Former White House Communications Director Hope Hicks testified Wednesday before the House Judiciary Committee behind closed doors, — the first former or current senior Trump administration official named in the Mueller Report to comply with a congressional subpoena.

Democrats expressed disappointment with the testimony, with Rep. Pramila Jayapay of Washington describing it as "a farce." Rep. Ted Lieu of California said that the committee was "watching obstruction of justice in action," as Hicks reportedly dodged questions, failing to provide substantive answers.

As it had done with former White House Counsel Donald McGahn, the House committee subpoenaed Hicks due to her proximity to the president as campaign spokeswoman and later as communications director, particularly during the crafting of an explanation for a Trump Tower meeting between top campaign officials and Russians, in which the president was involved. 

Hicks, who left the White House in March 2018 and now is communication director and executive vice president at Fox Corp., the parent company of Fox News, also had knowledge of the firing of former FBI Director James Comey and former Attorney General Jeff Sessions. 

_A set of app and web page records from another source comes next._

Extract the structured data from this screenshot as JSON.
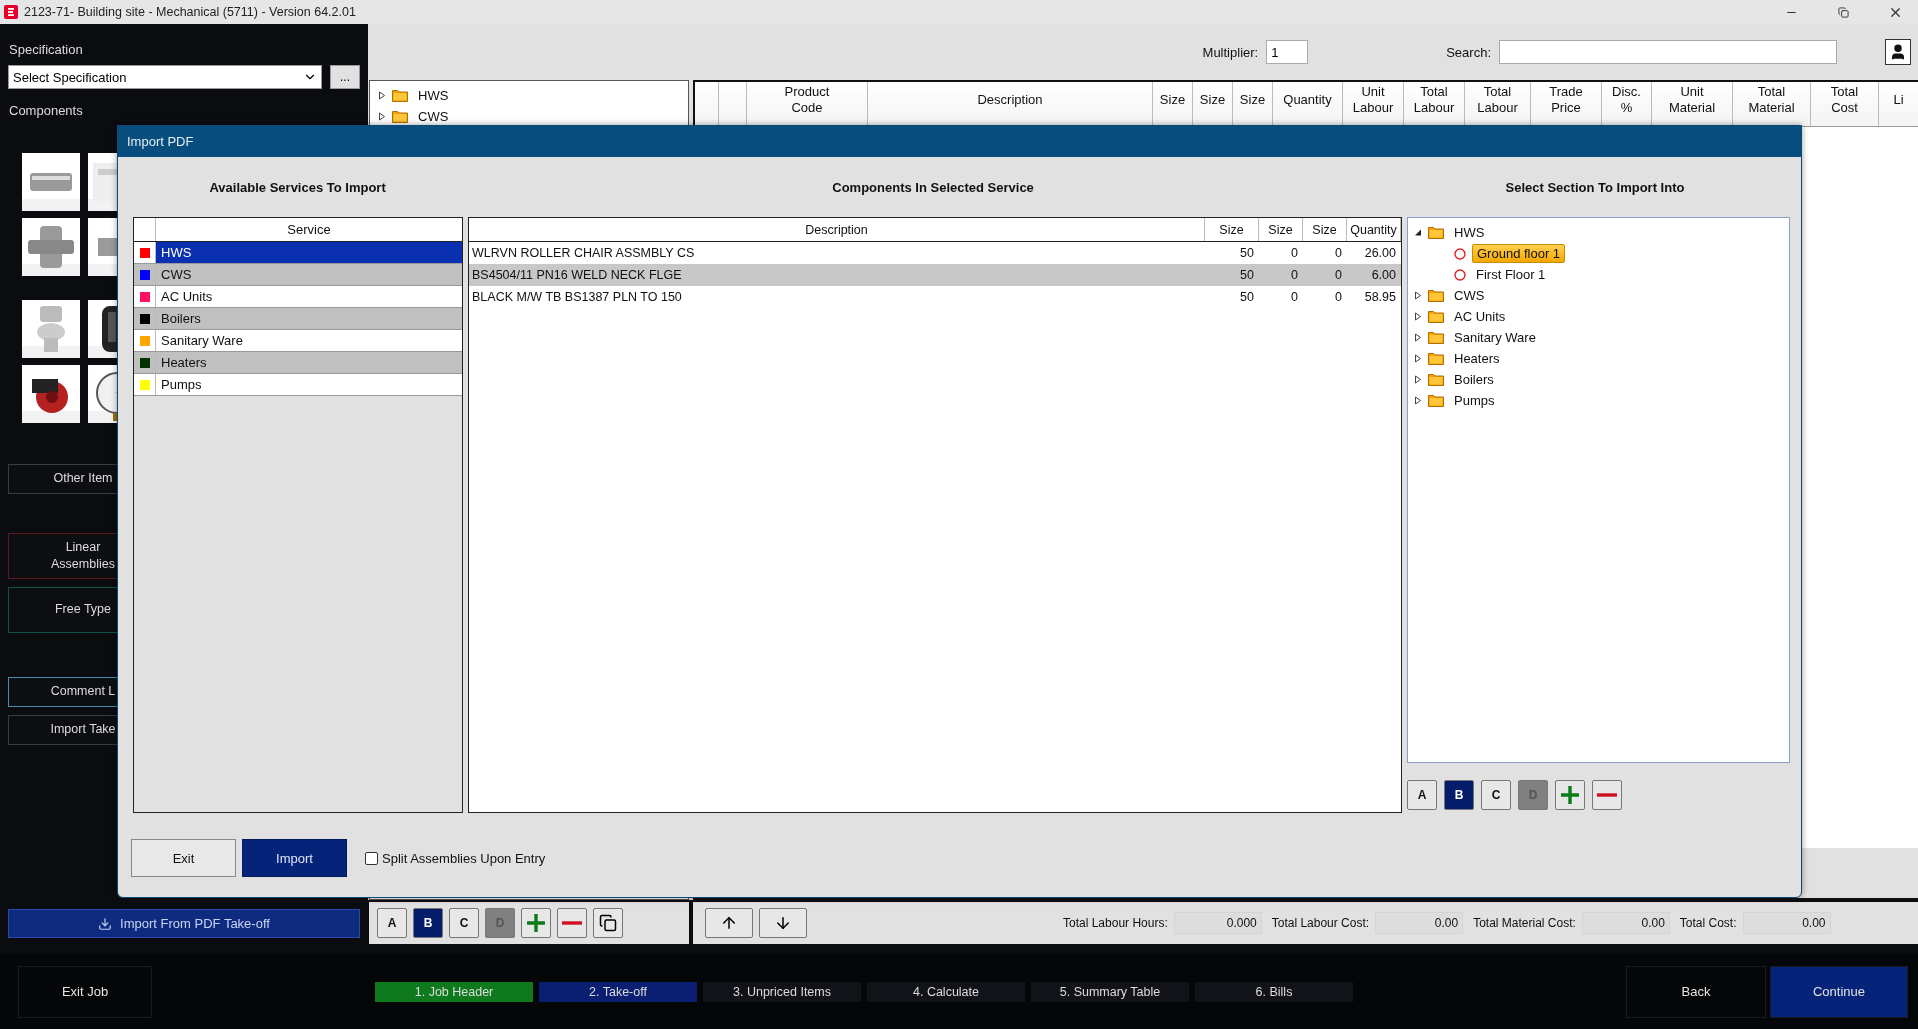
{
  "window": {
    "title": "2123-71- Building site - Mechanical (5711) - Version 64.2.01"
  },
  "sidebar": {
    "specification_label": "Specification",
    "specification_select": "Select Specification",
    "more_button": "...",
    "components_label": "Components",
    "buttons": [
      {
        "label": "Other Item",
        "color": "#3a3a44"
      },
      {
        "label": "Linear\nAssemblies",
        "color": "#5a1a1a"
      },
      {
        "label": "Free Type",
        "color": "#12504c"
      },
      {
        "label": "Comment L",
        "color": "#4a8ab0"
      },
      {
        "label": "Import Take",
        "color": "#3a3a44"
      }
    ],
    "import_pdf_button": "Import From PDF Take-off"
  },
  "toolbar": {
    "multiplier_label": "Multiplier:",
    "multiplier_value": "1",
    "search_label": "Search:"
  },
  "section_tree": [
    {
      "label": "HWS",
      "expanded": false
    },
    {
      "label": "CWS",
      "expanded": false
    }
  ],
  "table": {
    "columns": [
      "Product\nCode",
      "Description",
      "Size",
      "Size",
      "Size",
      "Quantity",
      "Unit\nLabour",
      "Total\nLabour",
      "Total\nLabour",
      "Trade\nPrice",
      "Disc.\n%",
      "Unit\nMaterial",
      "Total\nMaterial",
      "Total\nCost",
      "Li"
    ]
  },
  "bottom_toolbar": {
    "letters": [
      {
        "label": "A",
        "selected": false,
        "disabled": false
      },
      {
        "label": "B",
        "selected": true,
        "disabled": false
      },
      {
        "label": "C",
        "selected": false,
        "disabled": false
      },
      {
        "label": "D",
        "selected": false,
        "disabled": true
      }
    ],
    "totals": [
      {
        "label": "Total Labour Hours:",
        "value": "0.000"
      },
      {
        "label": "Total Labour Cost:",
        "value": "0.00"
      },
      {
        "label": "Total Material Cost:",
        "value": "0.00"
      },
      {
        "label": "Total Cost:",
        "value": "0.00"
      }
    ]
  },
  "nav": {
    "exit_job": "Exit Job",
    "steps": [
      {
        "label": "1. Job Header",
        "selected": false,
        "completed": true
      },
      {
        "label": "2. Take-off",
        "selected": true,
        "completed": false
      },
      {
        "label": "3. Unpriced Items",
        "selected": false,
        "completed": false
      },
      {
        "label": "4. Calculate",
        "selected": false,
        "completed": false
      },
      {
        "label": "5. Summary Table",
        "selected": false,
        "completed": false
      },
      {
        "label": "6. Bills",
        "selected": false,
        "completed": false
      }
    ],
    "back": "Back",
    "continue": "Continue"
  },
  "dialog": {
    "title": "Import PDF",
    "services_heading": "Available Services To Import",
    "components_heading": "Components In Selected Service",
    "sections_heading": "Select Section To Import Into",
    "services_column": "Service",
    "services": [
      {
        "name": "HWS",
        "color": "#ff0000",
        "selected": true
      },
      {
        "name": "CWS",
        "color": "#0000ff",
        "selected": false
      },
      {
        "name": "AC Units",
        "color": "#ff1060",
        "selected": false
      },
      {
        "name": "Boilers",
        "color": "#000000",
        "selected": false
      },
      {
        "name": "Sanitary Ware",
        "color": "#ffa500",
        "selected": false
      },
      {
        "name": "Heaters",
        "color": "#003300",
        "selected": false
      },
      {
        "name": "Pumps",
        "color": "#ffff00",
        "selected": false
      }
    ],
    "component_columns": [
      "Description",
      "Size",
      "Size",
      "Size",
      "Quantity"
    ],
    "components": [
      [
        "WLRVN ROLLER CHAIR ASSMBLY CS",
        "50",
        "0",
        "0",
        "26.00"
      ],
      [
        "BS4504/11 PN16  WELD NECK FLGE",
        "50",
        "0",
        "0",
        "6.00"
      ],
      [
        "BLACK M/W TB BS1387 PLN TO 150",
        "50",
        "0",
        "0",
        "58.95"
      ]
    ],
    "tree": [
      {
        "label": "HWS",
        "expanded": true,
        "selected": false,
        "children": [
          {
            "label": "Ground floor 1",
            "selected": true
          },
          {
            "label": "First Floor 1",
            "selected": false
          }
        ]
      },
      {
        "label": "CWS",
        "expanded": false,
        "selected": false
      },
      {
        "label": "AC Units",
        "expanded": false,
        "selected": false
      },
      {
        "label": "Sanitary Ware",
        "expanded": false,
        "selected": false
      },
      {
        "label": "Heaters",
        "expanded": false,
        "selected": false
      },
      {
        "label": "Boilers",
        "expanded": false,
        "selected": false
      },
      {
        "label": "Pumps",
        "expanded": false,
        "selected": false
      }
    ],
    "letters": [
      {
        "label": "A",
        "selected": false,
        "disabled": false
      },
      {
        "label": "B",
        "selected": true,
        "disabled": false
      },
      {
        "label": "C",
        "selected": false,
        "disabled": false
      },
      {
        "label": "D",
        "selected": false,
        "disabled": true
      }
    ],
    "exit_button": "Exit",
    "import_button": "Import",
    "split_checkbox": {
      "label": "Split Assemblies Upon Entry",
      "checked": false
    }
  }
}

The Mueller Report concluded there was no conspiracy between the Trump campaign and Russian election tampering, but it did find at least 10 instances where the administration may have obstructed the investigation into tampering. 

The White has argued both Hicks and McGahn have immunity from congressional subpoena. Pat Cipollone, White House counsel, in a letter Tuesday to House Judiciary Chair Jerrold Nadler, argued Hicks could not testify about certain aspects of her work for the president, and that a member of his staff would attend the interview to preserve the confidentiality of her work for Trump at the White House as well as during the campaign.

Nadler dismissed claims of executive privilege or immunity for Trump administration witnesses, arguing the administration waived such claims by allowing top aides to be interviewed during Special Counsel Robert Mueller’s investigation into Russian interference in the 2016 presidential election.

"Ms. Hicks is answering questions put to her and the interview continues," Nadler said Wednesday. 

Nadler has said a transcript of Hicks' testimony will be made public.

Unlike McGahn, Hicks complied with the Judiciary Committee’s subpoena. McGahn refused to testify, citing reservations by the Trump administration that his testimony was protected by executive privilege, the purpose of which is to ensure presidents receive candid advice from aides. 

However, as was the case leading up to the resignation of former President Richard Nixon, claims of executive privilege are not intended to shield the White House from violations of law. John Dean, former White House counsel under Nixon, testified June 10 before the House Judiciary in connection with the Mueller Report. Dean served four years in federal prison for obstruction of justice in an attempted coverup by the Nixon administration of a break-in at Democratic National Headquarters in the Watergate Hotel complex in Washington, D.C.

Those events and the subsequent coverup by the White House led to Nixon’s resignation in lieu of certain impeachment and removal from office. 

With Hicks testifying, Trump called congressional hearings "rigged" and accused Democrats of "extreme presidential harassment."